Vanita Gupta, Brittany Barnett, Clark Neily, and Norman Reimer to participate in panel discussion about the film
WASHINGTON – FAMM and the National Association of Criminal Defense Lawyers (NACDL) are hosting a virtual screening and panel discussion of their new documentary “The Vanishing Trial” which takes a deep dive into the trial penalty in America. The film will be available for a limited time to the general public — from Friday, June 12 at 5 p.m. through Monday, June 15 at 5 p.m. Register to view the film here.
“One of the most important rights we have as Americans – the right to a trial – is disappearing before our eyes,” said Kevin Ring, president of FAMM. “We want to believe that people are punished based on the severity of their crime and the harm they caused. That’s no longer true. Today the harshest sentences are imposed on those who simply exercise their right to go to trial.”
The screening will be followed by a virtual panel discussion on Monday, June 15 at 7 p.m. featuring Vanita Gupta, Leadership Conference on Civil and Human Rights; Brittany K. Barnett, Buried Alive Project; Clark Neily, Cato Institute; and Norman Reimer, National Association of Criminal Defense Lawyers.
“The trial penalty is much more than an unjust, unwarranted sentence enhancement for those who dare to exercise their constitution right to a trial,” said Norman Reimer, NACDL Executive Director. “It is a bludgeon wielded by unrestrained prosecutors to extract guilty pleas and all manner of waivers to foreclose public disclosure of law enforcement misconduct. In an era in which we desperately need transparency, the trial penalty operates as a shroud of secrecy that perpetuates racial and ethnic disparity.”
“The Vanishing Trial” focuses on four individuals who were forced to make that excruciating choice between pleading guilty or going to trial. Each was threatened with a “trial penalty,” the term used to describe the substantially longer prison sentence a person receives if they exercise their constitutional right to trial instead of pleading guilty. The documentary reveals how the trial penalty has led to the shocking disappearance of one of the most fundamental individual rights and the explosion in America’s prison population.
Throughout the film, we hear the perspectives of national experts, including former federal judges and prosecutors, criminal defense lawyers, constitutional law experts, and criminal justice reform advocates.
“The Vanishing Trial” was produced by FAMM producer/director Wynette Yao and cinematographer/editor Travis Edwards. Yao is an Emmy-nominated producer/director who has worked for National Geographic, Discovery and other major networks. Edwards is an award-winning cinematographer/editor who has worked on a wide range of documentaries and features.
In order to watch the film, you must register here. Upon registration you’ll receive an email confirmation with a link and password to view the film. The link will be active starting Friday, June 12 at 5 p.m. until Monday, June 15 at 5 p.m. The panel will be streamed via Facebook Live on both FAMM and NACDL’s Facebook pages.

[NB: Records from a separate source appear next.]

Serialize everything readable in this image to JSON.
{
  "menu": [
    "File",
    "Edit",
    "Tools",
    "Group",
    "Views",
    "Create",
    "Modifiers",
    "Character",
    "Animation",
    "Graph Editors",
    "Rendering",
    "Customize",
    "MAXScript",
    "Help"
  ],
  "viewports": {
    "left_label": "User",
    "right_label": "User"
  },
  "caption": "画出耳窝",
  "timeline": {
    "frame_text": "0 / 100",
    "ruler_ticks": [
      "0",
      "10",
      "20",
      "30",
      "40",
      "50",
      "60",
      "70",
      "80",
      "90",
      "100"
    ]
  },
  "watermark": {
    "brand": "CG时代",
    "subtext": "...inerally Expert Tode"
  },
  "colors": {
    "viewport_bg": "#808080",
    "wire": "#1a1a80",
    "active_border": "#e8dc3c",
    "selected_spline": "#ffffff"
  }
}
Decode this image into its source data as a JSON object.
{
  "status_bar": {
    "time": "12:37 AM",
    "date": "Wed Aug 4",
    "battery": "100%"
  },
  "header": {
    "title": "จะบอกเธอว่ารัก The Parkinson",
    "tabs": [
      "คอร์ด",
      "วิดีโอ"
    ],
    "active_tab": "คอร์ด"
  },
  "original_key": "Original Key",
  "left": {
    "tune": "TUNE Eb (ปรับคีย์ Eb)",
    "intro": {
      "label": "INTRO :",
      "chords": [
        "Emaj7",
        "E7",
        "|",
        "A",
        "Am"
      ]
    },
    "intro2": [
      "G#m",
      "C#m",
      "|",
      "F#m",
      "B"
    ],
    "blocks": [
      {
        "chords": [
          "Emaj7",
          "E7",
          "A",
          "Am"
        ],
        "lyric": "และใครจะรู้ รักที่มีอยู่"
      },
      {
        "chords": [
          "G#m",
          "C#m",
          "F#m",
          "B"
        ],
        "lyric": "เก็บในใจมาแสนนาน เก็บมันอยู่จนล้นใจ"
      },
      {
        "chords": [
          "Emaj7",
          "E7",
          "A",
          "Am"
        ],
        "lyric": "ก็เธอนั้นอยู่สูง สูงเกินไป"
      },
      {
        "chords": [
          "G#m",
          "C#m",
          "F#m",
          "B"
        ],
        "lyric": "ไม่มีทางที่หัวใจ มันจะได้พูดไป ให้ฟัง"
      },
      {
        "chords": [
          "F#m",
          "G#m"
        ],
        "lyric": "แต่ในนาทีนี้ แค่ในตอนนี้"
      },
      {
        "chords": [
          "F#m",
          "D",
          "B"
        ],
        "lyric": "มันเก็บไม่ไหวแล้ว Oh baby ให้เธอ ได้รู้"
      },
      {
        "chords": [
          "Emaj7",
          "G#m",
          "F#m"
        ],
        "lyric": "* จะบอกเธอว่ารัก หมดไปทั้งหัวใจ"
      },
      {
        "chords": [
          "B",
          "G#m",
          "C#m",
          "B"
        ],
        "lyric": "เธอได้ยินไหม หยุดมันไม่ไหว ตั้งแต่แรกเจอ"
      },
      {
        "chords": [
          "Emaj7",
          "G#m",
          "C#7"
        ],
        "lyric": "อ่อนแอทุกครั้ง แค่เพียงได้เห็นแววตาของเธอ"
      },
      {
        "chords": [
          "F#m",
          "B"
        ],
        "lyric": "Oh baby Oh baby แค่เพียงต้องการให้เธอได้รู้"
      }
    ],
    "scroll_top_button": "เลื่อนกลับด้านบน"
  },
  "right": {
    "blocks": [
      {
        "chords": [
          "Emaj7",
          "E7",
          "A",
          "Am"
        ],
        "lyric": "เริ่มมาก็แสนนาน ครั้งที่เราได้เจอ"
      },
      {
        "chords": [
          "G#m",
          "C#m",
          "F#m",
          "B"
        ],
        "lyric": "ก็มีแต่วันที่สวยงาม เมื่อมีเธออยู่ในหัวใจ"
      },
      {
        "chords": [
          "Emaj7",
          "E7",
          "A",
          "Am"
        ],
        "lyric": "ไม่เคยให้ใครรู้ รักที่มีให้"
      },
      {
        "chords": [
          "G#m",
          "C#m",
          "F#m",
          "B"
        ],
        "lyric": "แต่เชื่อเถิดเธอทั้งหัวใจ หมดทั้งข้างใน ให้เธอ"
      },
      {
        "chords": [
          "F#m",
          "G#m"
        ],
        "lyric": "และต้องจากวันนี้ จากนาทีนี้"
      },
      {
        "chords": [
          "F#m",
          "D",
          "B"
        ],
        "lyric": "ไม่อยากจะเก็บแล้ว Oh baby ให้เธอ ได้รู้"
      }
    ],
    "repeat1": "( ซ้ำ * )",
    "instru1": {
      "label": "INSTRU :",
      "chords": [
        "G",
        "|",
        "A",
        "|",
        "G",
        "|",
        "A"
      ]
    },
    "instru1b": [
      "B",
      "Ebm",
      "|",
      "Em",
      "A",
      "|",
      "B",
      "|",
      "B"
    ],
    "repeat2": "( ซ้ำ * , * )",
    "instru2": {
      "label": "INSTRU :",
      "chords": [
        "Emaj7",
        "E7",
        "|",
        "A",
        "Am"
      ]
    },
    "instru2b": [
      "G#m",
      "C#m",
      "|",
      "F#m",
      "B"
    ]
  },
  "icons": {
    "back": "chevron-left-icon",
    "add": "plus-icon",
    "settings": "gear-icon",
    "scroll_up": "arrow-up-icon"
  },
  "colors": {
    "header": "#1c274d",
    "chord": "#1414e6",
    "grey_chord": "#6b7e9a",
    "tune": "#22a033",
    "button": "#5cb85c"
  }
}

FAMM is a national nonpartisan advocacy organization that promotes fair and effective criminal justice policies that safeguard taxpayer dollars and keep our communities safe. Founded in 1991, FAMM is helping transform America’s criminal justice system by uniting the voices of impacted families and individuals and elevating the issues all across the country.
The National Association of Criminal Defense Lawyers is the preeminent organization advancing the mission of the criminal defense bar to ensure justice and due process for persons accused of crime or wrongdoing. A professional bar association founded in 1958, NACDL’s many thousands of direct members in 28 countries – and 90 state, provincial and local affiliate organizations totaling up to 40,000 attorneys – include private criminal defense lawyers, public defenders, military defense counsel, law professors and judges committed to preserving fairness and promoting a rational and humane criminal justice system.